Task description
Look through the records that follow. Copy every line containing the word "JSON".

** Opening Entries shown block **

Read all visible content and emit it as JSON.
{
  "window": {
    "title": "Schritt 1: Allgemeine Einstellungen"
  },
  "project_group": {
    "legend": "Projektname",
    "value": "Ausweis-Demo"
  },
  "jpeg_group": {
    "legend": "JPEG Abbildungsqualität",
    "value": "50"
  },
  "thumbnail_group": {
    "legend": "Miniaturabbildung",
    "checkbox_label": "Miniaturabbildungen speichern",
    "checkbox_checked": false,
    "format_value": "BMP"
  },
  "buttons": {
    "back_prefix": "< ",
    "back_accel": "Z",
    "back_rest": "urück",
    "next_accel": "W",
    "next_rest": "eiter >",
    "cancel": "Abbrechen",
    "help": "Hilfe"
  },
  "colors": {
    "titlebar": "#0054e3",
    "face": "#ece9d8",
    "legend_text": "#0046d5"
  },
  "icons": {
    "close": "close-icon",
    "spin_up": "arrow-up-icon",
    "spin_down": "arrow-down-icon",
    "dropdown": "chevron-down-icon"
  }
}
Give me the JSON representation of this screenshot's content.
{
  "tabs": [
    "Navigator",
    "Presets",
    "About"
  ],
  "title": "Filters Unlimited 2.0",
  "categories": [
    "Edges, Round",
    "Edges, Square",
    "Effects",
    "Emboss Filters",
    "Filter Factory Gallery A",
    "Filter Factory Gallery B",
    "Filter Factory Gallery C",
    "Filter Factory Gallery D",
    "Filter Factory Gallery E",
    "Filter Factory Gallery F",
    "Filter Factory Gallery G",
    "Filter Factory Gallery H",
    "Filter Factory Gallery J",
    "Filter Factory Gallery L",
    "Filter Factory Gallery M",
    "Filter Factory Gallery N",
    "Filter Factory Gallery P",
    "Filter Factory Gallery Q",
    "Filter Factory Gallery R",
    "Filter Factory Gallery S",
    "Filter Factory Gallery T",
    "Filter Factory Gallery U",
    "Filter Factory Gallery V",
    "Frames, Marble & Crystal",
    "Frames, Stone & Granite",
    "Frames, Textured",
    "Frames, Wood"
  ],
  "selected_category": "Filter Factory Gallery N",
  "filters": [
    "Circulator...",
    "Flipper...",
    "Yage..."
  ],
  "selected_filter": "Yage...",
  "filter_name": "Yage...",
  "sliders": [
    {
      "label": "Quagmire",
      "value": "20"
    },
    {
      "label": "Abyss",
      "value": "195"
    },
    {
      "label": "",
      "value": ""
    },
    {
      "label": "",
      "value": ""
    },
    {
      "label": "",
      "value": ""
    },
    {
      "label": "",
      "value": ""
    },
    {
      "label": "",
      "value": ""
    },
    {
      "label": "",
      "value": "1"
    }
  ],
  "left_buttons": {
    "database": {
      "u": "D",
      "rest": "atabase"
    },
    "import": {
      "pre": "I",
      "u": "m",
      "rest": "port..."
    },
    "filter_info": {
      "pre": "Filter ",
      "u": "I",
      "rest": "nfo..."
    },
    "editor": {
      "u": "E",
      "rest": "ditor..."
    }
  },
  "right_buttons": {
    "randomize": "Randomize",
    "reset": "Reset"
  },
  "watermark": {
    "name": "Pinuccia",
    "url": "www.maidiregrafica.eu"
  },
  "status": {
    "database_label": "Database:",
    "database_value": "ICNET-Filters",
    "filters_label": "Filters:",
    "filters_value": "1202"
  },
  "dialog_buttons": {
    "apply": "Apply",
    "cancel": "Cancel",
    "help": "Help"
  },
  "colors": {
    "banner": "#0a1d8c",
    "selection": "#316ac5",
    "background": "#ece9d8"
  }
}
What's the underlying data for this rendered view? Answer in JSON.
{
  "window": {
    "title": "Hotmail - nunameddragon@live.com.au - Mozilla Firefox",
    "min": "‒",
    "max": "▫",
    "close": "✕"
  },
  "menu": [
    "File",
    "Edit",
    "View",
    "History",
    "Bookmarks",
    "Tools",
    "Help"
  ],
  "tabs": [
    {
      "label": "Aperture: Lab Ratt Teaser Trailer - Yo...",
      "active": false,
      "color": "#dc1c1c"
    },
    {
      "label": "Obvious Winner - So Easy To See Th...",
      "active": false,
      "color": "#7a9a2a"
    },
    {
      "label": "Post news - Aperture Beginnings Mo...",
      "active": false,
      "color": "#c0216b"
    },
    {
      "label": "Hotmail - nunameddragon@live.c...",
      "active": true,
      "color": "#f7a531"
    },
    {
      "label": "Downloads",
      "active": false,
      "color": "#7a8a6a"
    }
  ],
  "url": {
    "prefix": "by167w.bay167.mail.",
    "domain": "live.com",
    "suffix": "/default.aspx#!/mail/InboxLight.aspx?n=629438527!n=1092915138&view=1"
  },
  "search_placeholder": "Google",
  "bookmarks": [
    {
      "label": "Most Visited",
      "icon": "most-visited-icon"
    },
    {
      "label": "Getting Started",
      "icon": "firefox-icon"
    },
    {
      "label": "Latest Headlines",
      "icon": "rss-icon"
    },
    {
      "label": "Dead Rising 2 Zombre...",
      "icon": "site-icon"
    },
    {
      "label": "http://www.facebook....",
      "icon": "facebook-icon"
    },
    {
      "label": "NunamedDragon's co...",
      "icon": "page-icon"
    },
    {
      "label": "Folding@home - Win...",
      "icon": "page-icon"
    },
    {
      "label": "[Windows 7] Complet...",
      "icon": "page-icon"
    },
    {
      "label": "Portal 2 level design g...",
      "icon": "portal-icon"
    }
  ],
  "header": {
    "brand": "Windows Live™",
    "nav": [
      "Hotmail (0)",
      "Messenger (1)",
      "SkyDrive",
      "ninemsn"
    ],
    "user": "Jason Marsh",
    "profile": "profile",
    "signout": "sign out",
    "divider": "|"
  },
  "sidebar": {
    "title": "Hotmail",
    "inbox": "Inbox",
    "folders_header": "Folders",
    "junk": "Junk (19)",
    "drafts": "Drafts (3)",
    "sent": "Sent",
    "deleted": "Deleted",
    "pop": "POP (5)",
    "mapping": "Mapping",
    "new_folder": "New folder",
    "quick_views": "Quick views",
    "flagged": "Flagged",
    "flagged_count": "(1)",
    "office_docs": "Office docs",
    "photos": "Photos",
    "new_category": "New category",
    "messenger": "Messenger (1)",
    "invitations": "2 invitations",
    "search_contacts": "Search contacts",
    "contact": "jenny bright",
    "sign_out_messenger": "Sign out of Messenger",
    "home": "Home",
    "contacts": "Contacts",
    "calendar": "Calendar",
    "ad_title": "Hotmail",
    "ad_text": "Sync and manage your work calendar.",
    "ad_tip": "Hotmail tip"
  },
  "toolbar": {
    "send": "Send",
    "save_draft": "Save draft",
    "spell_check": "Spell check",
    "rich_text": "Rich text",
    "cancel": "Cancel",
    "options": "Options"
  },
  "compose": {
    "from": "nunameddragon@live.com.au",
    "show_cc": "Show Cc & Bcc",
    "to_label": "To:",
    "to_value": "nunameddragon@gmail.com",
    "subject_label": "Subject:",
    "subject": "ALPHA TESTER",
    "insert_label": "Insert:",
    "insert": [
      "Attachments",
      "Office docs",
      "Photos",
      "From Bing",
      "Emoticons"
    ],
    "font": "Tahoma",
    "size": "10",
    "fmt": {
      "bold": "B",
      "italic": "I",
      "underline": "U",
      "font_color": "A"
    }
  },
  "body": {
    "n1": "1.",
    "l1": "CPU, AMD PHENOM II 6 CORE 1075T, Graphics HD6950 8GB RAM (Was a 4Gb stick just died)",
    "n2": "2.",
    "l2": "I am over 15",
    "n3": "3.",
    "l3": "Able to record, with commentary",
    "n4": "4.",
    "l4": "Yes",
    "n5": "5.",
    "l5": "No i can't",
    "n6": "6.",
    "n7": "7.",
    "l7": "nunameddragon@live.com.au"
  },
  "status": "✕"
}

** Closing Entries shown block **

Answer space
Read all visible content and emit it as JSON.
Give me the JSON representation of this screenshot's content.
What's the underlying data for this rendered view? Answer in JSON.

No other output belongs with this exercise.